START MATERIAL SUPPLIED

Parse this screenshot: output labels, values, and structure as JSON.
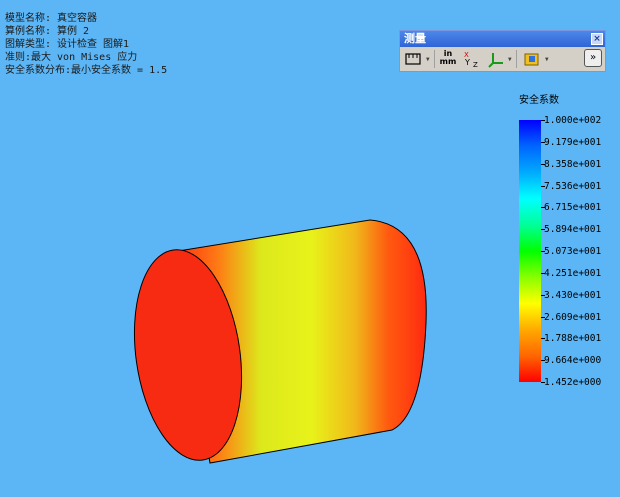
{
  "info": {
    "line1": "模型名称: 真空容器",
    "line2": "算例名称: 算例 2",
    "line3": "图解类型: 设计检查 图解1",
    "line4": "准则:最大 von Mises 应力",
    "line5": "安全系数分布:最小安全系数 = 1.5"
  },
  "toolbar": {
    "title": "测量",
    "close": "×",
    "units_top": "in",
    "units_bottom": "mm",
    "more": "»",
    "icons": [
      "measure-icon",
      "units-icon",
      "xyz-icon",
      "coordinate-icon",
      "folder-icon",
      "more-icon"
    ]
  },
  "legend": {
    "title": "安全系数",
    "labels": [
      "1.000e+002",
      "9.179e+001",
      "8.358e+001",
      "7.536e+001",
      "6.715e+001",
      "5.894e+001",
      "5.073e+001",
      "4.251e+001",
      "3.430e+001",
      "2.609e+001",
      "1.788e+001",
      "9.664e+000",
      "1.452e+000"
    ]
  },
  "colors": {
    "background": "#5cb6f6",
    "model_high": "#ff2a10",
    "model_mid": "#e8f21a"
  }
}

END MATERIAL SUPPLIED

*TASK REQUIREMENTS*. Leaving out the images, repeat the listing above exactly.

*TASK SOLUTION*.
Parse this screenshot: output labels, values, and structure as JSON.
{
  "info": {
    "line1": "模型名称: 真空容器",
    "line2": "算例名称: 算例 2",
    "line3": "图解类型: 设计检查 图解1",
    "line4": "准则:最大 von Mises 应力",
    "line5": "安全系数分布:最小安全系数 = 1.5"
  },
  "toolbar": {
    "title": "测量",
    "close": "×",
    "units_top": "in",
    "units_bottom": "mm",
    "more": "»",
    "icons": [
      "measure-icon",
      "units-icon",
      "xyz-icon",
      "coordinate-icon",
      "folder-icon",
      "more-icon"
    ]
  },
  "legend": {
    "title": "安全系数",
    "labels": [
      "1.000e+002",
      "9.179e+001",
      "8.358e+001",
      "7.536e+001",
      "6.715e+001",
      "5.894e+001",
      "5.073e+001",
      "4.251e+001",
      "3.430e+001",
      "2.609e+001",
      "1.788e+001",
      "9.664e+000",
      "1.452e+000"
    ]
  },
  "colors": {
    "background": "#5cb6f6",
    "model_high": "#ff2a10",
    "model_mid": "#e8f21a"
  }
}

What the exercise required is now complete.